THE CAPE TO GRANGE CABLE. [Newspaper Article] — The Register — 11 March 1901
THE CA-PE TO GRANGE CABLE' ., Mr. Warren, the Australasian manager of the Eastern Extension Telegraph Com pany (writes the Melbourne 'Argus'), has received an intimation that the Telegraph Construction .and Maintenance Company's steamer Britannia left -London oiWMarch 6 with the first portion of the CapeAustra lian cable, to be laid between Adelaide and Fremantle. -? - ?*' J . .
FIELD CLUB NATURAL HISTORY CAMP. [Newspaper Article] — The Register — 11 March 1901
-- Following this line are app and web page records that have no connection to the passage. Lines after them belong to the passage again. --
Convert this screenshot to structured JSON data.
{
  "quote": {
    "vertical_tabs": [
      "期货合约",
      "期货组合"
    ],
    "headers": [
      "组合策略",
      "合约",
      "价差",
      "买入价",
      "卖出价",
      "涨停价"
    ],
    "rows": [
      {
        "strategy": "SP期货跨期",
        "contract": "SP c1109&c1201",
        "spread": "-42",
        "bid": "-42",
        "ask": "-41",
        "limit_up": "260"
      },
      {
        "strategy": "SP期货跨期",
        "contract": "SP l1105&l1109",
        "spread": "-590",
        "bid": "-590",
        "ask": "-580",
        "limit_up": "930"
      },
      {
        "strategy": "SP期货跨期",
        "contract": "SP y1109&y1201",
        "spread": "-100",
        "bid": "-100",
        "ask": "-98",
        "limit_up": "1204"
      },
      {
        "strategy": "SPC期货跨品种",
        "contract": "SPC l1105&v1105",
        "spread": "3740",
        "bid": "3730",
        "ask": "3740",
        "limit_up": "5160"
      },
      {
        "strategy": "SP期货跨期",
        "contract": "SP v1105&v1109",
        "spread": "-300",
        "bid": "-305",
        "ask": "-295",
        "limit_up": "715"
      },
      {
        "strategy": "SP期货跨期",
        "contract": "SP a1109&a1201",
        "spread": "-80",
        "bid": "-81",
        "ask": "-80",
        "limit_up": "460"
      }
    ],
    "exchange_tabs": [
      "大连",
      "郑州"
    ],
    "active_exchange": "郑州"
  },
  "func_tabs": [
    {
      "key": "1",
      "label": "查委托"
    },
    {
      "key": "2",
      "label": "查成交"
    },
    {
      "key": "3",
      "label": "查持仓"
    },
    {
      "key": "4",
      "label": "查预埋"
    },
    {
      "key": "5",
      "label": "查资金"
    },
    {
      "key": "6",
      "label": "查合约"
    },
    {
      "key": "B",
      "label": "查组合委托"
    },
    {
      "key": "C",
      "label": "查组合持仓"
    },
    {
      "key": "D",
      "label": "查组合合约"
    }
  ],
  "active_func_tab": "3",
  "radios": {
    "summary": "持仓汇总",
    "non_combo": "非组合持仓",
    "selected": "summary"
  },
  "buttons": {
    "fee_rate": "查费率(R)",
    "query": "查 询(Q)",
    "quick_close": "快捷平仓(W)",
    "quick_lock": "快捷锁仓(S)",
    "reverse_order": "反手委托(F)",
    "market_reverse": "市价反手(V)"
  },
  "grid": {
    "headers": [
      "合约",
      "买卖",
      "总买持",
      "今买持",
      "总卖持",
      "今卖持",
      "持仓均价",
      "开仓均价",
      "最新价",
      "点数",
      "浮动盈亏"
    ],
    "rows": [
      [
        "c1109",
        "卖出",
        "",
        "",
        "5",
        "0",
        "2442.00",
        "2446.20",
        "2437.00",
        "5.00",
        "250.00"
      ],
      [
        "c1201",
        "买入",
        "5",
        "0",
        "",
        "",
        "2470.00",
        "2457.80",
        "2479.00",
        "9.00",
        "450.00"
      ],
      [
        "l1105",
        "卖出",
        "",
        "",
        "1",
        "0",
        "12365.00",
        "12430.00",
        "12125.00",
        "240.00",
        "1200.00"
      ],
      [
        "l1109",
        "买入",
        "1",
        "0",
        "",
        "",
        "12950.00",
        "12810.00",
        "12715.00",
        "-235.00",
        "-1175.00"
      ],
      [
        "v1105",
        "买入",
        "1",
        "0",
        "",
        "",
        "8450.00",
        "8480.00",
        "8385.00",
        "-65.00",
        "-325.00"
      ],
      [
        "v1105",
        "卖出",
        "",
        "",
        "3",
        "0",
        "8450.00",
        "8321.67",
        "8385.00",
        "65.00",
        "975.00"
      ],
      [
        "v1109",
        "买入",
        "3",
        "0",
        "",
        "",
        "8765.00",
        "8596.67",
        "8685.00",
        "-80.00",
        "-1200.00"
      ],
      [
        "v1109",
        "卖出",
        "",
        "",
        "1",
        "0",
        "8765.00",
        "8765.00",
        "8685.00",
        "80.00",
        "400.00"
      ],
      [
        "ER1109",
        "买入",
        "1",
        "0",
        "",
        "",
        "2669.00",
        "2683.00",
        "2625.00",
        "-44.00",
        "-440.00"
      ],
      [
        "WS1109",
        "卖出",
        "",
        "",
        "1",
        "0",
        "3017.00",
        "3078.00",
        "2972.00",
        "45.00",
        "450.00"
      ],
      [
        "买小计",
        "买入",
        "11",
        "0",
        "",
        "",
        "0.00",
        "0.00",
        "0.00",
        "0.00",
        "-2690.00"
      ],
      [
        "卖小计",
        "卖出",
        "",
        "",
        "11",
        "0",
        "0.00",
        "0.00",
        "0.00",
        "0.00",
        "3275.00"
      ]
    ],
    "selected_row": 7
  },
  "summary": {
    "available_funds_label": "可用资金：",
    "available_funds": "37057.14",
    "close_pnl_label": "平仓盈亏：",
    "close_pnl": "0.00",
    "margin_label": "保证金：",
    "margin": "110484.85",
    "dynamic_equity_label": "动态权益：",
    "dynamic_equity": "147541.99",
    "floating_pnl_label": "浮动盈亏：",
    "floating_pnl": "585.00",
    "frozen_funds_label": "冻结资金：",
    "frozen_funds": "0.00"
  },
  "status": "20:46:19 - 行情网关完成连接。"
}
FIELD CLUB NATURAL HISTORY CAMP. The- committee of the field -club has ar ranged to hold tlie twelfth Easter camp at Normanvdlle, the neighbourhood of which is new ground to the members, and affords ample scope for-' recreation and good work. The objects of the camp are twofold. In the first place it is desired to afford scope for the study o£ natural his tory by the members, and, iu tlie second, to give them a jolly holiday. The trans port arrangements have been undertaken by Messrs. John Hill & Co., and the main party- will leave town by special drags or coaches on Thursday morning before Good Friday. The camp will be under the management! of Mr. W.iC. Grasby, the president, of the club, and a strong com mittee, and Mr. G. H. Macinillan, of Noi manville, has promised to make the neces sary local arrangements.